- [DATA SUPPLIED]:
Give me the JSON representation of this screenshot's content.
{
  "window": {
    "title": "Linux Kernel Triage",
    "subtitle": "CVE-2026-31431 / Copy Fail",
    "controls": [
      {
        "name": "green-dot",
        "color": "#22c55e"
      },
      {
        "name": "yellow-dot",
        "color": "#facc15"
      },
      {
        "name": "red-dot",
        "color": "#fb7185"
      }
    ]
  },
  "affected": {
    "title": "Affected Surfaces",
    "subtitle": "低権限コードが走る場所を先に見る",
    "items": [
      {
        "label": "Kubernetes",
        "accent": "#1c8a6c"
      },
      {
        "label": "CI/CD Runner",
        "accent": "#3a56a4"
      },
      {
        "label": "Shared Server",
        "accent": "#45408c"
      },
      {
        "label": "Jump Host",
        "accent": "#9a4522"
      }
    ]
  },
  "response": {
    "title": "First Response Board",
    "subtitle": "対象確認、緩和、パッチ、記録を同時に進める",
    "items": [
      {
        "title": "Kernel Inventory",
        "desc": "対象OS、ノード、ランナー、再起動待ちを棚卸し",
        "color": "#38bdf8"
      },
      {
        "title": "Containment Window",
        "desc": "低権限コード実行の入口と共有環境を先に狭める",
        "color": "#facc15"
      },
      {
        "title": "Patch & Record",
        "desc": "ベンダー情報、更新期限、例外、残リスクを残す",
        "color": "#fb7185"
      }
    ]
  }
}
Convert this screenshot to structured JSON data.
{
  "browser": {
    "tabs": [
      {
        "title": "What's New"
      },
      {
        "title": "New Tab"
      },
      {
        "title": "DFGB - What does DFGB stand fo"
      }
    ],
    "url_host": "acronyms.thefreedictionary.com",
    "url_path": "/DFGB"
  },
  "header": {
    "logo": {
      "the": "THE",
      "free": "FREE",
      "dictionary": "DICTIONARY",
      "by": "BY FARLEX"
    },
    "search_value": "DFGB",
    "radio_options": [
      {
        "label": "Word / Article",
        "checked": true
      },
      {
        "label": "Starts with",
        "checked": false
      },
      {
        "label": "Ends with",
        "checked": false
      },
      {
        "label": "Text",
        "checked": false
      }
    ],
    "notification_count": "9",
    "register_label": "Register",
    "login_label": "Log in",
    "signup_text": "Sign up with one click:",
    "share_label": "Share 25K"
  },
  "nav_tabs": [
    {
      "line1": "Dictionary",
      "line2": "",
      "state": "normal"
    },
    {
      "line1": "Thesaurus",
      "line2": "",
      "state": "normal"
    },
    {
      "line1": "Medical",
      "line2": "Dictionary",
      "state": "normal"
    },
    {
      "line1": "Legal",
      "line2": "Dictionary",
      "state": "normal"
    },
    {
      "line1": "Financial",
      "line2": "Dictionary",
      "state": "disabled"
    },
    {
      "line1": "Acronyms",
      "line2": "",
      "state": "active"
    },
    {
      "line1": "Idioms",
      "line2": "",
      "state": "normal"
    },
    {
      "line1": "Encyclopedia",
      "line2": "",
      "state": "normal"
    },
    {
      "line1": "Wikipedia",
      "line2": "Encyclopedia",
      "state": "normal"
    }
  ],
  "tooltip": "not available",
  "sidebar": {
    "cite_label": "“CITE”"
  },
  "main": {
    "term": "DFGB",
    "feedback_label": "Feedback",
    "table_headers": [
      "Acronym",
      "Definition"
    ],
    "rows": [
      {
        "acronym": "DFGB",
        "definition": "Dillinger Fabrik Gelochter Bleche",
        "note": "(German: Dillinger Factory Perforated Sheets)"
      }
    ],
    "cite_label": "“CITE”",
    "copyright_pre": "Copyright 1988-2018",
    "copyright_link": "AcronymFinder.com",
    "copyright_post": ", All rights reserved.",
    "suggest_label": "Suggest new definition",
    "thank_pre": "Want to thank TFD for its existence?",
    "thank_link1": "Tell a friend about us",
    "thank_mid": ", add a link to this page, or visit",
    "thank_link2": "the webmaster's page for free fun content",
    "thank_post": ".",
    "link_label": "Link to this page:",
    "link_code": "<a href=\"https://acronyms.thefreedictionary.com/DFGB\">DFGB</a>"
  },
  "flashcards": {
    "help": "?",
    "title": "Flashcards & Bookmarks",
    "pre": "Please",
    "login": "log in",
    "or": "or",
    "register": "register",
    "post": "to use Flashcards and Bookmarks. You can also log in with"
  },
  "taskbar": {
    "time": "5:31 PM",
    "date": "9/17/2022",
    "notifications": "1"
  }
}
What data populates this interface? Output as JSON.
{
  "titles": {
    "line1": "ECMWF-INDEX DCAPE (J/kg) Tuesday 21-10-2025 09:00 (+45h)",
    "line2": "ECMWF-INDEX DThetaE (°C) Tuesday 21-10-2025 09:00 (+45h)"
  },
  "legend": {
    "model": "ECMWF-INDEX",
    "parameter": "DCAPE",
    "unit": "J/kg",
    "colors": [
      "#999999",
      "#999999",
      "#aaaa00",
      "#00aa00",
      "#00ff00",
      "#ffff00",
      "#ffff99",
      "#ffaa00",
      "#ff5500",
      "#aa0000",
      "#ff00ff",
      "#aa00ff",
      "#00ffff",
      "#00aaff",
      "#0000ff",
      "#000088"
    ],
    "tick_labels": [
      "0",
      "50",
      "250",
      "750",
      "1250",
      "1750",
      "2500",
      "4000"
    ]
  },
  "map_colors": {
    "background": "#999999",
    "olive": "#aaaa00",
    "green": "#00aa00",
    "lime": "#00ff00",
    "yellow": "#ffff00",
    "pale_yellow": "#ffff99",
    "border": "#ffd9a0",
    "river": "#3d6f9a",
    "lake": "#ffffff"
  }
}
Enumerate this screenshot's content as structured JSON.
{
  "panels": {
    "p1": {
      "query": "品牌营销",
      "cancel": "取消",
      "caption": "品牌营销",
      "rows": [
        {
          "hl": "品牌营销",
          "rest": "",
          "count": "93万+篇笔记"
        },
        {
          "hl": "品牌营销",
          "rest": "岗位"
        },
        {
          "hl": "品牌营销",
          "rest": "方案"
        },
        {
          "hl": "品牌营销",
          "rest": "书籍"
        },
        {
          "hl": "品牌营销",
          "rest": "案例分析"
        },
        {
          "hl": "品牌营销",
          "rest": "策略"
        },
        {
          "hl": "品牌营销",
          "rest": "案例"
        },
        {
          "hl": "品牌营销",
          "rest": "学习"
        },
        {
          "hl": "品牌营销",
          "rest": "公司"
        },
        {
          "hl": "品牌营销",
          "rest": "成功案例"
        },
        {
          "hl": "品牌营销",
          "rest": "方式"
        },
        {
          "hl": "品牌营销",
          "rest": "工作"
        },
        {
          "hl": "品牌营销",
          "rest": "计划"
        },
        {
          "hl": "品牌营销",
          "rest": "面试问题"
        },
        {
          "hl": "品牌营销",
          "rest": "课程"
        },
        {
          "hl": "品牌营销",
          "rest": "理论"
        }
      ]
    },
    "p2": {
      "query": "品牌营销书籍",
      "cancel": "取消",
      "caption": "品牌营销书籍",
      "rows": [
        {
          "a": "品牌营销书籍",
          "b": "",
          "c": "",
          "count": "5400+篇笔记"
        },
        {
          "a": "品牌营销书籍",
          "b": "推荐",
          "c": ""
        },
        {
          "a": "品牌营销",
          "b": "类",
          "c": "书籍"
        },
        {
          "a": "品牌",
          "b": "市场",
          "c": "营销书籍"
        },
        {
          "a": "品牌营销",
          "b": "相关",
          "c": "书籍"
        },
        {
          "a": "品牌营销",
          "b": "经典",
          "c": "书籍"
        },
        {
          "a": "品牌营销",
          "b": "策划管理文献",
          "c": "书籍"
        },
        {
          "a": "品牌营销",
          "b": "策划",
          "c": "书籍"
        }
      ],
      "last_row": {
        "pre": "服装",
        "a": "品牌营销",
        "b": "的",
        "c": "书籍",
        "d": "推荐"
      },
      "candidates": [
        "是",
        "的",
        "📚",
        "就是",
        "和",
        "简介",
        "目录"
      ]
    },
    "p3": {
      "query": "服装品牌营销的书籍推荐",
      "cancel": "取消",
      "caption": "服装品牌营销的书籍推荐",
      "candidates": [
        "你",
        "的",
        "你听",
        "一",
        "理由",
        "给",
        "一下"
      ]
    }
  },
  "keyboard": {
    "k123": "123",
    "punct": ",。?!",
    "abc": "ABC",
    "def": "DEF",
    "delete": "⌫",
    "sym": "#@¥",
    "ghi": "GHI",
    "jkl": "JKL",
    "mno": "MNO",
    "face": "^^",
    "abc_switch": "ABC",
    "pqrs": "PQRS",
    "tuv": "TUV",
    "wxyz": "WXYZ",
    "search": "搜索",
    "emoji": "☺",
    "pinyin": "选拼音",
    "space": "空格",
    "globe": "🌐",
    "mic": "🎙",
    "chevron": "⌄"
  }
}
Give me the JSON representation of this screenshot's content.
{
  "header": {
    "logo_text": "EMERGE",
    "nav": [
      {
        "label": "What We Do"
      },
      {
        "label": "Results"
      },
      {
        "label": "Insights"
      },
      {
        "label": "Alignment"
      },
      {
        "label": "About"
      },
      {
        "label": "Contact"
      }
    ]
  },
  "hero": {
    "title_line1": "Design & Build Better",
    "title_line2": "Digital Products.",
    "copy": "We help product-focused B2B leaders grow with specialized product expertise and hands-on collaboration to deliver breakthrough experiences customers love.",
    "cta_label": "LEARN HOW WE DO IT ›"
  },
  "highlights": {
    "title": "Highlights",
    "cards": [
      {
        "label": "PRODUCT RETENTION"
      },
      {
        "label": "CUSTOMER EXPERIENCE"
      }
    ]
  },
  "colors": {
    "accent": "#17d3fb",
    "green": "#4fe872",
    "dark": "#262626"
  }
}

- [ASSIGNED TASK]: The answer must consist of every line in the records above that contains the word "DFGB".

- [EXERCISE OUTPUT]:
        "title": "DFGB - What does DFGB stand fo"
    "url_path": "/DFGB"
    "search_value": "DFGB",
    "term": "DFGB",
        "acronym": "DFGB",
    "link_code": "<a href=\"https://acronyms.thefreedictionary.com/DFGB\">DFGB</a>"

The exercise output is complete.